Dataset records
---------------

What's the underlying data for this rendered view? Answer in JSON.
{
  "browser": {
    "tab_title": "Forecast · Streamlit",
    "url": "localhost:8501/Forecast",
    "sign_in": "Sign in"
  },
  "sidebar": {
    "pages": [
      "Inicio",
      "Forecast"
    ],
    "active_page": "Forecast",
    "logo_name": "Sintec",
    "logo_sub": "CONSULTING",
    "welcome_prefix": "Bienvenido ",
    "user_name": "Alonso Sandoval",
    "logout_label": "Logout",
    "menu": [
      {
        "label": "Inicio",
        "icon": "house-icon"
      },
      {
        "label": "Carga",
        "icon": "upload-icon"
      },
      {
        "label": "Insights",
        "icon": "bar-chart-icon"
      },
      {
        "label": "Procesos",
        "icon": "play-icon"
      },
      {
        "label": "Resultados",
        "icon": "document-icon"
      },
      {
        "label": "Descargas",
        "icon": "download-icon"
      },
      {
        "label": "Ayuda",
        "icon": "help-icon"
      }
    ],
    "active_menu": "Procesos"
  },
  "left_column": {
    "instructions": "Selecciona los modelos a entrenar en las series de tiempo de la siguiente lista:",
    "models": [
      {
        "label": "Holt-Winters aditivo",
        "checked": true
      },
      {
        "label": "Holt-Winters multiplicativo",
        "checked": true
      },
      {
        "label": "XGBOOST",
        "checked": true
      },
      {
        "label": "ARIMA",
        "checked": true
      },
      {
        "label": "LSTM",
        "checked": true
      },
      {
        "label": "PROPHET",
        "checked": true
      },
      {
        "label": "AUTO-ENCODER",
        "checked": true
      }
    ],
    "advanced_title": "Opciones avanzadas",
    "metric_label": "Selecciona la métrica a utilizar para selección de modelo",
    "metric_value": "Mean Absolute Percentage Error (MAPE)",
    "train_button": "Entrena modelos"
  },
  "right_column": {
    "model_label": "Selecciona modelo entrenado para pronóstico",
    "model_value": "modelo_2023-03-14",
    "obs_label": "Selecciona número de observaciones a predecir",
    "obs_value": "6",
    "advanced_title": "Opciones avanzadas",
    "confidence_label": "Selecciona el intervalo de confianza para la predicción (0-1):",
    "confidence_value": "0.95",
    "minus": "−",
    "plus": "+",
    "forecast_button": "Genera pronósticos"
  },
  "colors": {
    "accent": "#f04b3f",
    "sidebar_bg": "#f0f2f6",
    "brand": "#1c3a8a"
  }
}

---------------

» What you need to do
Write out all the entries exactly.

» Written reply
What's the underlying data for this rendered view? Answer in JSON.
{
  "browser": {
    "tab_title": "Forecast · Streamlit",
    "url": "localhost:8501/Forecast",
    "sign_in": "Sign in"
  },
  "sidebar": {
    "pages": [
      "Inicio",
      "Forecast"
    ],
    "active_page": "Forecast",
    "logo_name": "Sintec",
    "logo_sub": "CONSULTING",
    "welcome_prefix": "Bienvenido ",
    "user_name": "Alonso Sandoval",
    "logout_label": "Logout",
    "menu": [
      {
        "label": "Inicio",
        "icon": "house-icon"
      },
      {
        "label": "Carga",
        "icon": "upload-icon"
      },
      {
        "label": "Insights",
        "icon": "bar-chart-icon"
      },
      {
        "label": "Procesos",
        "icon": "play-icon"
      },
      {
        "label": "Resultados",
        "icon": "document-icon"
      },
      {
        "label": "Descargas",
        "icon": "download-icon"
      },
      {
        "label": "Ayuda",
        "icon": "help-icon"
      }
    ],
    "active_menu": "Procesos"
  },
  "left_column": {
    "instructions": "Selecciona los modelos a entrenar en las series de tiempo de la siguiente lista:",
    "models": [
      {
        "label": "Holt-Winters aditivo",
        "checked": true
      },
      {
        "label": "Holt-Winters multiplicativo",
        "checked": true
      },
      {
        "label": "XGBOOST",
        "checked": true
      },
      {
        "label": "ARIMA",
        "checked": true
      },
      {
        "label": "LSTM",
        "checked": true
      },
      {
        "label": "PROPHET",
        "checked": true
      },
      {
        "label": "AUTO-ENCODER",
        "checked": true
      }
    ],
    "advanced_title": "Opciones avanzadas",
    "metric_label": "Selecciona la métrica a utilizar para selección de modelo",
    "metric_value": "Mean Absolute Percentage Error (MAPE)",
    "train_button": "Entrena modelos"
  },
  "right_column": {
    "model_label": "Selecciona modelo entrenado para pronóstico",
    "model_value": "modelo_2023-03-14",
    "obs_label": "Selecciona número de observaciones a predecir",
    "obs_value": "6",
    "advanced_title": "Opciones avanzadas",
    "confidence_label": "Selecciona el intervalo de confianza para la predicción (0-1):",
    "confidence_value": "0.95",
    "minus": "−",
    "plus": "+",
    "forecast_button": "Genera pronósticos"
  },
  "colors": {
    "accent": "#f04b3f",
    "sidebar_bg": "#f0f2f6",
    "brand": "#1c3a8a"
  }
}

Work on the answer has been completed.